Records below:

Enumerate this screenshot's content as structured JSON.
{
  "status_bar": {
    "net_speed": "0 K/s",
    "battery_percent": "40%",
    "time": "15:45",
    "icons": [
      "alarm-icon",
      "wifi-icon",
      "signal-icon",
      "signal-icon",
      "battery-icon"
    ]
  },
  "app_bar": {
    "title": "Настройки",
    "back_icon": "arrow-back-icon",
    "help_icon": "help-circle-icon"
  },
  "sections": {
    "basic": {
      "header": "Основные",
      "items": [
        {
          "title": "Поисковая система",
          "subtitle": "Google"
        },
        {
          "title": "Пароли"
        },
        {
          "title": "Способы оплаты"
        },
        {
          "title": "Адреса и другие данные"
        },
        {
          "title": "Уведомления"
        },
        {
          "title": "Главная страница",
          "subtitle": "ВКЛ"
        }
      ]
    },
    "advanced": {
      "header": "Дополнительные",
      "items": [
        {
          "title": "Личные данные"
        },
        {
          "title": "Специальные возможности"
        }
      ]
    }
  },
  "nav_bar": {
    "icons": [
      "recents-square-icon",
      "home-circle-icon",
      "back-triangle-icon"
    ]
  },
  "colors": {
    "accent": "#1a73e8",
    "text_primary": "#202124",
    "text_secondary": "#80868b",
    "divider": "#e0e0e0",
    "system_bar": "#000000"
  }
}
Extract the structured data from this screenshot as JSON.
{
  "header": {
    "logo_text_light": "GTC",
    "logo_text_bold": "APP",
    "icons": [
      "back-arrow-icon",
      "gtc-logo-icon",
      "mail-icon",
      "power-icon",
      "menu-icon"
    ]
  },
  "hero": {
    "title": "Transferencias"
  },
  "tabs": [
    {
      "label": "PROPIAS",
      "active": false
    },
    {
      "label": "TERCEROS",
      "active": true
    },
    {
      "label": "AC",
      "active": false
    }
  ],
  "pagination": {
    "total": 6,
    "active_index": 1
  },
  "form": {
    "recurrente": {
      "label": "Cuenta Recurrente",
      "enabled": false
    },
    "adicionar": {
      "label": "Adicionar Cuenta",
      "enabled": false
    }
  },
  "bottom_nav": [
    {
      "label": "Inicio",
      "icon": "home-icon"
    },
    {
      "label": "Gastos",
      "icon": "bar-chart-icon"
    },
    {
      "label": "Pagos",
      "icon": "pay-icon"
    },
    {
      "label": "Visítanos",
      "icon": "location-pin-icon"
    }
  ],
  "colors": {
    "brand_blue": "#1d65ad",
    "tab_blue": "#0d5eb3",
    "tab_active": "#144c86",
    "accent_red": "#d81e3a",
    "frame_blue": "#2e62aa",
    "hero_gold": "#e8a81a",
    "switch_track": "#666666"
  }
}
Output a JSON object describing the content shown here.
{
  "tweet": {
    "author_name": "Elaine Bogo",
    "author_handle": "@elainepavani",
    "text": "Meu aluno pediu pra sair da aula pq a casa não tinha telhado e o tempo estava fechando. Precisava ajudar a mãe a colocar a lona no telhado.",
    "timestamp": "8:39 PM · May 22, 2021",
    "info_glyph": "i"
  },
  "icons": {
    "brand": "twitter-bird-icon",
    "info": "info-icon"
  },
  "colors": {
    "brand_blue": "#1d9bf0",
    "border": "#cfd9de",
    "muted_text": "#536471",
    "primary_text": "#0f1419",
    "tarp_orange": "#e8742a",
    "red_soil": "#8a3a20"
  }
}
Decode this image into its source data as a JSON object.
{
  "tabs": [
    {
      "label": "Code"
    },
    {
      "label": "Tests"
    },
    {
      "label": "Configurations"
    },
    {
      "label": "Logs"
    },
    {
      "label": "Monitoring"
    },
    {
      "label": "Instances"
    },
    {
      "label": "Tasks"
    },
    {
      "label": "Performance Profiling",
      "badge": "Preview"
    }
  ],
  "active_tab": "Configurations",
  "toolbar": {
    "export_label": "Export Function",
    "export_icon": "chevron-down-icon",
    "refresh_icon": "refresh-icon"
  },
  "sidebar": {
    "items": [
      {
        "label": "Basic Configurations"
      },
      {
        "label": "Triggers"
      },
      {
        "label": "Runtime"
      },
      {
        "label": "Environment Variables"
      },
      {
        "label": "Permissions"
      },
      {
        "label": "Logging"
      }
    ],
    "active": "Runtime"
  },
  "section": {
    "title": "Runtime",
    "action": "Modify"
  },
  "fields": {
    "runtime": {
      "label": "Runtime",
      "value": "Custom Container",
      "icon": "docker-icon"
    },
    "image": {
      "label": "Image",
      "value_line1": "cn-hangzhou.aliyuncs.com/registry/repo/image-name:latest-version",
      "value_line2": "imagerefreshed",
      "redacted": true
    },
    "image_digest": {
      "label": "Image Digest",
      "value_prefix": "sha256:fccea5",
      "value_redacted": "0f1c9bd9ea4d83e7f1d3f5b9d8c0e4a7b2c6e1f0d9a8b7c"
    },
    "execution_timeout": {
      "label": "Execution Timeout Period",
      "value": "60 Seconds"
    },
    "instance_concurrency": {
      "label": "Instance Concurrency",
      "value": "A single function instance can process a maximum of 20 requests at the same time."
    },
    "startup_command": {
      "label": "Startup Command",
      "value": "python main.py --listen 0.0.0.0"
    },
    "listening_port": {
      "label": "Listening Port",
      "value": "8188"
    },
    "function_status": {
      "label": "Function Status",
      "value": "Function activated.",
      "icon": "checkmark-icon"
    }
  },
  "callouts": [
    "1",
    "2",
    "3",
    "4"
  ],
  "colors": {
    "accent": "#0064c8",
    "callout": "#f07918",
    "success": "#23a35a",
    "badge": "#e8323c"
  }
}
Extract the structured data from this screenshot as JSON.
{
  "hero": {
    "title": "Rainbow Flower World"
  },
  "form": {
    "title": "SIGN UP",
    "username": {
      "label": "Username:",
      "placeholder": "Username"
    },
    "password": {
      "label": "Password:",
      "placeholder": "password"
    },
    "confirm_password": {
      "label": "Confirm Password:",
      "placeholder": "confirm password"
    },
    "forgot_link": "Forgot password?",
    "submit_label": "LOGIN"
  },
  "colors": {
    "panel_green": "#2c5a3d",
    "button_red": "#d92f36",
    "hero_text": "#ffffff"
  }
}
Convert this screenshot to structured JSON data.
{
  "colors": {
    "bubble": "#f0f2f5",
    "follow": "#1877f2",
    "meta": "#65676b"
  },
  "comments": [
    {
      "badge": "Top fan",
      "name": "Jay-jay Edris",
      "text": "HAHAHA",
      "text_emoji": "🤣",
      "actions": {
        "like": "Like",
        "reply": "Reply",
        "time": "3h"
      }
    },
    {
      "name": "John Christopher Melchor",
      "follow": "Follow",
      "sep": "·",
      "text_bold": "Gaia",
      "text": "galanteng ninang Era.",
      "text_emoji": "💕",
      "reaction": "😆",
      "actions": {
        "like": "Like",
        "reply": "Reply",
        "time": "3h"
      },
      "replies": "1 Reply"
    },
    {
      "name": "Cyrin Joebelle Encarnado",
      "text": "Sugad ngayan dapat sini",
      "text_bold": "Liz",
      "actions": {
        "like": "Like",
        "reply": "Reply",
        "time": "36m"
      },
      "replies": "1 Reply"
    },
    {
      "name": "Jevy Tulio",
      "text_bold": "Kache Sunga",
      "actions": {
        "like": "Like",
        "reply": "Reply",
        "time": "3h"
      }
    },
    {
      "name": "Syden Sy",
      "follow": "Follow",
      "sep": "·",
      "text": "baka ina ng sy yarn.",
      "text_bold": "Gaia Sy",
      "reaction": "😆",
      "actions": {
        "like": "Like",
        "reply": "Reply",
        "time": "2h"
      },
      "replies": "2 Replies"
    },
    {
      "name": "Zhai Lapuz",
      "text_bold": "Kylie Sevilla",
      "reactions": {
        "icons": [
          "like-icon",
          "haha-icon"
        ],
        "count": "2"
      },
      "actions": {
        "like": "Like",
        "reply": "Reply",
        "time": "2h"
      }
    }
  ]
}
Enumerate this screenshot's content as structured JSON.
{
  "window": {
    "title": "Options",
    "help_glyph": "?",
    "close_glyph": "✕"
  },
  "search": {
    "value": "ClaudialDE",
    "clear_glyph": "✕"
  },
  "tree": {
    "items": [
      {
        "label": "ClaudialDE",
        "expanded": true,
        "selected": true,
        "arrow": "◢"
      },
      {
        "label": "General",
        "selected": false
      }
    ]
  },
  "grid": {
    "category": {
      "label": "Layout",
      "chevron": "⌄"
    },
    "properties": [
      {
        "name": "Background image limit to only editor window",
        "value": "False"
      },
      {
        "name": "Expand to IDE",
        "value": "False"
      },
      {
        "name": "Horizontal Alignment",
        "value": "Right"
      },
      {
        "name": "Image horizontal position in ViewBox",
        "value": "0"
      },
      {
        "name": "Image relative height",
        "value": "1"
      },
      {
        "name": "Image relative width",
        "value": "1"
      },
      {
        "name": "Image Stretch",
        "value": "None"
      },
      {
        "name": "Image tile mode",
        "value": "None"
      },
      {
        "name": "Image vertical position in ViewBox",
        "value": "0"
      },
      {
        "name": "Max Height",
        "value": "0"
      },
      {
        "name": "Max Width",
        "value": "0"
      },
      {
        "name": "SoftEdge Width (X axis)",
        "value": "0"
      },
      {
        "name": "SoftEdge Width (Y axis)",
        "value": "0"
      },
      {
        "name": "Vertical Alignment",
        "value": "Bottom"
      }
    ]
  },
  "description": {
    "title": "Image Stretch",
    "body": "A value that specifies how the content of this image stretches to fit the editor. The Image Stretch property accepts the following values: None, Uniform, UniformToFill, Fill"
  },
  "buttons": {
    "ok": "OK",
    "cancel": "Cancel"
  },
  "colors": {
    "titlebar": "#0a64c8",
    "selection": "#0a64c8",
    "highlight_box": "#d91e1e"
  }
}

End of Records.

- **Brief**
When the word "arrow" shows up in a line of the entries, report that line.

- **Result below**
    "back_icon": "arrow-back-icon",
      "back-arrow-icon",
        "arrow": "◢"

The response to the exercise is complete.